One of the pivotal questions in the physics of high-temperature superconductors is whether the low-energy dynamics of the charge carriers is mediated by bosons with a characteristic timescale. This issue has remained elusive as electronic correlations are expected to greatly accelerate the electron–boson scattering processes, confining them to the very femtosecond timescale that is hard to access even with state-of-the-art ultrafast techniques. Here we simultaneously push the time resolution and frequency range of transient reflectivity measurements up to an unprecedented level, enabling us to directly observe the ∼16 fs build-up of the effective electron–boson interaction in hole-doped copper oxides.
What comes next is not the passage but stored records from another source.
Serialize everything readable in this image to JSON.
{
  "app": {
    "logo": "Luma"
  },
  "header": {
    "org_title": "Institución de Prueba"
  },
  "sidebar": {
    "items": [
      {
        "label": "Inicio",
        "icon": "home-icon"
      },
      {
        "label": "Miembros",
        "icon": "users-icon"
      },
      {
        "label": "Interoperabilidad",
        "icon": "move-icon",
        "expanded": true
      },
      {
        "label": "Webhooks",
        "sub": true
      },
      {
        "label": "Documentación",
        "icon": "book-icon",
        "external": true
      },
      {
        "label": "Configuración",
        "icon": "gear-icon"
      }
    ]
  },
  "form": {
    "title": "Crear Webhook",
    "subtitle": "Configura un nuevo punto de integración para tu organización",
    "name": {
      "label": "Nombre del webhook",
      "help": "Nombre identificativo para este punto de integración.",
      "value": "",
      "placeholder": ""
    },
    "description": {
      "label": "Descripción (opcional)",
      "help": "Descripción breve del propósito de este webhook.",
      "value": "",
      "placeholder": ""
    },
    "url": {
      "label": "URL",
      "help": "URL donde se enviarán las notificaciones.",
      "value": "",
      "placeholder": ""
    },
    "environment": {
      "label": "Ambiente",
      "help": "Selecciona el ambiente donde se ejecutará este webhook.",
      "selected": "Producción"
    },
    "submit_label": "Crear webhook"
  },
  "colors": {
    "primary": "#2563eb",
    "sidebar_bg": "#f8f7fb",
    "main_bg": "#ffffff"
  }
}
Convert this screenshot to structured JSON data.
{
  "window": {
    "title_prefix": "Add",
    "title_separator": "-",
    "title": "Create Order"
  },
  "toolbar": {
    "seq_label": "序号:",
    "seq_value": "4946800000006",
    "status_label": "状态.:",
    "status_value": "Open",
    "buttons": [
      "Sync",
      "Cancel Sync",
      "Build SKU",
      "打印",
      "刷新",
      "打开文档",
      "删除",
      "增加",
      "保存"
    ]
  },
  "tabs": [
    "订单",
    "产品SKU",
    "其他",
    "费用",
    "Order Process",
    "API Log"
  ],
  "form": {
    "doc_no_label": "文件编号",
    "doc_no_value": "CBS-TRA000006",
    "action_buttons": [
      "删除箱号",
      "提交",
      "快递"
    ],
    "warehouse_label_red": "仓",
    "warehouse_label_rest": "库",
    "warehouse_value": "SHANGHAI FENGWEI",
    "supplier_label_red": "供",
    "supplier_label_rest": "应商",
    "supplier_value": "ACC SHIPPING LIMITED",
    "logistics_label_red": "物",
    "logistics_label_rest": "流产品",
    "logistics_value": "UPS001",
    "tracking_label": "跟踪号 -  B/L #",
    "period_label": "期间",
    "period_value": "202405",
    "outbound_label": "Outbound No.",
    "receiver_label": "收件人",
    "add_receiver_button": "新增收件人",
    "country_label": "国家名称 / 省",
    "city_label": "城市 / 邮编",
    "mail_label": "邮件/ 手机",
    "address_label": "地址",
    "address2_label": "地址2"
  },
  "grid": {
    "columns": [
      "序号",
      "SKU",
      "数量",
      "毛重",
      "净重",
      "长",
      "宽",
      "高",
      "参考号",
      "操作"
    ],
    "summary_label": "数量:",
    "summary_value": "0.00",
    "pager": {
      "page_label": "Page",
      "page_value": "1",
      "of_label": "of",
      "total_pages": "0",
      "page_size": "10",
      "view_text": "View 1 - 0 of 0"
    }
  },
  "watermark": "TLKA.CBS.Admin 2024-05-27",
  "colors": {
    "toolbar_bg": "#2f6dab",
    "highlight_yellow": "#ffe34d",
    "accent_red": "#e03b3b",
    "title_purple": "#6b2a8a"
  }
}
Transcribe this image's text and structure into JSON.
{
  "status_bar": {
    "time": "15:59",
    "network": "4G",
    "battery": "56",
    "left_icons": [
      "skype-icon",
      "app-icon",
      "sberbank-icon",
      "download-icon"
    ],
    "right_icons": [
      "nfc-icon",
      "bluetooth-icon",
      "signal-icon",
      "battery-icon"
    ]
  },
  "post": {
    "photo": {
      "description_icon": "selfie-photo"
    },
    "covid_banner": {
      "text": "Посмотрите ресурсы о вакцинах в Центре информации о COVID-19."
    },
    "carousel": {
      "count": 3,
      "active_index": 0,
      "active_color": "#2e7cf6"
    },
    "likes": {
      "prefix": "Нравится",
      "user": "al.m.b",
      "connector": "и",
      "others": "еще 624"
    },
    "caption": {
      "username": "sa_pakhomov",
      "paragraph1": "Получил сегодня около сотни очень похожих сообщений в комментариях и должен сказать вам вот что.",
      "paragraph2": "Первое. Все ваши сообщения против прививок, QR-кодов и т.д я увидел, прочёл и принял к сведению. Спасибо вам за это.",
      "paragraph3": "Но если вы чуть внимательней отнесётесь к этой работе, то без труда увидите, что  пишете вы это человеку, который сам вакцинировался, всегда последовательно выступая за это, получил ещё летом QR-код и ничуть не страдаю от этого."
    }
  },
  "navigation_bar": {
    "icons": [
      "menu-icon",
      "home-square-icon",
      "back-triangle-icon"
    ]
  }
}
This extremely fast timescale is in agreement with numerical calculations based on the t–J model and the repulsive Hubbard model, in which the relaxation of the photo-excited charges is achieved via inelastic scattering with short-range antiferromagnetic excitations.
- anti-ferromagnetic fluctuations
- electron boson coupling